**TASK OBJECTIVE**
The reply must contain all of the records, unchanged.

=== THE INPUT ===

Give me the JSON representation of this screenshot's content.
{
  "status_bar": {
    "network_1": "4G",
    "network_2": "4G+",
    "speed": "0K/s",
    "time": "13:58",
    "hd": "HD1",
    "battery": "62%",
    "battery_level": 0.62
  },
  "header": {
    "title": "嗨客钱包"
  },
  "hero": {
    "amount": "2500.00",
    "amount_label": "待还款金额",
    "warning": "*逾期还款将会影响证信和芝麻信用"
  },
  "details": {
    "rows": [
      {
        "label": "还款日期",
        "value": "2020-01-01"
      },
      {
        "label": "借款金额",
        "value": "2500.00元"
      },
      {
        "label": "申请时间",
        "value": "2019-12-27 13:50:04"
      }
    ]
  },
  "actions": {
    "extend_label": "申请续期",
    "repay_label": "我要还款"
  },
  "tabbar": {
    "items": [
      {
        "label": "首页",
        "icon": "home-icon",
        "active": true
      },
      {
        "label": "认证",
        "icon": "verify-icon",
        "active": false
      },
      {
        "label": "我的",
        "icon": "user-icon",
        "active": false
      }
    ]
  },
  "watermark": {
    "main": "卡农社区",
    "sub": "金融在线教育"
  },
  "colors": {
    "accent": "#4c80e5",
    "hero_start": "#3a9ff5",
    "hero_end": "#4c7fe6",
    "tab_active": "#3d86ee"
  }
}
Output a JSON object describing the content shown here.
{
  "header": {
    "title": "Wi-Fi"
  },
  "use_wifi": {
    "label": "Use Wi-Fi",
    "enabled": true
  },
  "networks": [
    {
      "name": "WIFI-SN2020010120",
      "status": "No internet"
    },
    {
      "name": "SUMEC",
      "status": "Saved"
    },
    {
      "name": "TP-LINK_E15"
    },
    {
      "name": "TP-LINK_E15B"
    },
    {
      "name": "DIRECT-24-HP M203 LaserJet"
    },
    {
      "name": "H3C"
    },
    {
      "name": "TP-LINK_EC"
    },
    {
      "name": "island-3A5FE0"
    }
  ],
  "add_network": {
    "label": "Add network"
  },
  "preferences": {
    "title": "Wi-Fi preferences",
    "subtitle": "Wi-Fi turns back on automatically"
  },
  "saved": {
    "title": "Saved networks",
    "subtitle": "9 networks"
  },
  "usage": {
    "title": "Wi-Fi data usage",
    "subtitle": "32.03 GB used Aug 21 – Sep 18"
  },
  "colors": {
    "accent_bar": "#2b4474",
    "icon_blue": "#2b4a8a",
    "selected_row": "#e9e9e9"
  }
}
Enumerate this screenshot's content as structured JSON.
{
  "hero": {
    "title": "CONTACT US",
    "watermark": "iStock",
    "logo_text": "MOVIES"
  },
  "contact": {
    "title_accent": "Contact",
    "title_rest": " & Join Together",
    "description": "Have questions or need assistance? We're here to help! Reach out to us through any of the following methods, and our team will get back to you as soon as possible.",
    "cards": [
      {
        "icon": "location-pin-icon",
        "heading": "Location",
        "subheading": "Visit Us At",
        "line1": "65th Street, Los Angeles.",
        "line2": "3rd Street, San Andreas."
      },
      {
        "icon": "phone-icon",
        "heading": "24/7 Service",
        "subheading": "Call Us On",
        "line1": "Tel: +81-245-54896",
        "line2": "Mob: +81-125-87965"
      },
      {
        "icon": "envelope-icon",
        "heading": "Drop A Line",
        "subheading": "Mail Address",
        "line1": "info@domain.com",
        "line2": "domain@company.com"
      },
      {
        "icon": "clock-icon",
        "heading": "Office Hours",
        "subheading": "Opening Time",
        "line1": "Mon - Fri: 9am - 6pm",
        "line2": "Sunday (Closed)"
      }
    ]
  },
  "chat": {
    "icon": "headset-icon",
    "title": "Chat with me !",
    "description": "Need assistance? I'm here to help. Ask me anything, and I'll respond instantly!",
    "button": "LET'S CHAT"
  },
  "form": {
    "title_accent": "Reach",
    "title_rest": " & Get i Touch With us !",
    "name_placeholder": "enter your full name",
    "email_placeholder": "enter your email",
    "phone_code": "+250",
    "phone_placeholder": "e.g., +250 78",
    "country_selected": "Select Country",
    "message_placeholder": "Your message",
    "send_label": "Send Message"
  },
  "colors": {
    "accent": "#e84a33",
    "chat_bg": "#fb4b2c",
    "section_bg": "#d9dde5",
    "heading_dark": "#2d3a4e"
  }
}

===

**ANSWER**
Give me the JSON representation of this screenshot's content.
{
  "status_bar": {
    "network_1": "4G",
    "network_2": "4G+",
    "speed": "0K/s",
    "time": "13:58",
    "hd": "HD1",
    "battery": "62%",
    "battery_level": 0.62
  },
  "header": {
    "title": "嗨客钱包"
  },
  "hero": {
    "amount": "2500.00",
    "amount_label": "待还款金额",
    "warning": "*逾期还款将会影响证信和芝麻信用"
  },
  "details": {
    "rows": [
      {
        "label": "还款日期",
        "value": "2020-01-01"
      },
      {
        "label": "借款金额",
        "value": "2500.00元"
      },
      {
        "label": "申请时间",
        "value": "2019-12-27 13:50:04"
      }
    ]
  },
  "actions": {
    "extend_label": "申请续期",
    "repay_label": "我要还款"
  },
  "tabbar": {
    "items": [
      {
        "label": "首页",
        "icon": "home-icon",
        "active": true
      },
      {
        "label": "认证",
        "icon": "verify-icon",
        "active": false
      },
      {
        "label": "我的",
        "icon": "user-icon",
        "active": false
      }
    ]
  },
  "watermark": {
    "main": "卡农社区",
    "sub": "金融在线教育"
  },
  "colors": {
    "accent": "#4c80e5",
    "hero_start": "#3a9ff5",
    "hero_end": "#4c7fe6",
    "tab_active": "#3d86ee"
  }
}
Output a JSON object describing the content shown here.
{
  "header": {
    "title": "Wi-Fi"
  },
  "use_wifi": {
    "label": "Use Wi-Fi",
    "enabled": true
  },
  "networks": [
    {
      "name": "WIFI-SN2020010120",
      "status": "No internet"
    },
    {
      "name": "SUMEC",
      "status": "Saved"
    },
    {
      "name": "TP-LINK_E15"
    },
    {
      "name": "TP-LINK_E15B"
    },
    {
      "name": "DIRECT-24-HP M203 LaserJet"
    },
    {
      "name": "H3C"
    },
    {
      "name": "TP-LINK_EC"
    },
    {
      "name": "island-3A5FE0"
    }
  ],
  "add_network": {
    "label": "Add network"
  },
  "preferences": {
    "title": "Wi-Fi preferences",
    "subtitle": "Wi-Fi turns back on automatically"
  },
  "saved": {
    "title": "Saved networks",
    "subtitle": "9 networks"
  },
  "usage": {
    "title": "Wi-Fi data usage",
    "subtitle": "32.03 GB used Aug 21 – Sep 18"
  },
  "colors": {
    "accent_bar": "#2b4474",
    "icon_blue": "#2b4a8a",
    "selected_row": "#e9e9e9"
  }
}
Enumerate this screenshot's content as structured JSON.
{
  "hero": {
    "title": "CONTACT US",
    "watermark": "iStock",
    "logo_text": "MOVIES"
  },
  "contact": {
    "title_accent": "Contact",
    "title_rest": " & Join Together",
    "description": "Have questions or need assistance? We're here to help! Reach out to us through any of the following methods, and our team will get back to you as soon as possible.",
    "cards": [
      {
        "icon": "location-pin-icon",
        "heading": "Location",
        "subheading": "Visit Us At",
        "line1": "65th Street, Los Angeles.",
        "line2": "3rd Street, San Andreas."
      },
      {
        "icon": "phone-icon",
        "heading": "24/7 Service",
        "subheading": "Call Us On",
        "line1": "Tel: +81-245-54896",
        "line2": "Mob: +81-125-87965"
      },
      {
        "icon": "envelope-icon",
        "heading": "Drop A Line",
        "subheading": "Mail Address",
        "line1": "info@domain.com",
        "line2": "domain@company.com"
      },
      {
        "icon": "clock-icon",
        "heading": "Office Hours",
        "subheading": "Opening Time",
        "line1": "Mon - Fri: 9am - 6pm",
        "line2": "Sunday (Closed)"
      }
    ]
  },
  "chat": {
    "icon": "headset-icon",
    "title": "Chat with me !",
    "description": "Need assistance? I'm here to help. Ask me anything, and I'll respond instantly!",
    "button": "LET'S CHAT"
  },
  "form": {
    "title_accent": "Reach",
    "title_rest": " & Get i Touch With us !",
    "name_placeholder": "enter your full name",
    "email_placeholder": "enter your email",
    "phone_code": "+250",
    "phone_placeholder": "e.g., +250 78",
    "country_selected": "Select Country",
    "message_placeholder": "Your message",
    "send_label": "Send Message"
  },
  "colors": {
    "accent": "#e84a33",
    "chat_bg": "#fb4b2c",
    "section_bg": "#d9dde5",
    "heading_dark": "#2d3a4e"
  }
}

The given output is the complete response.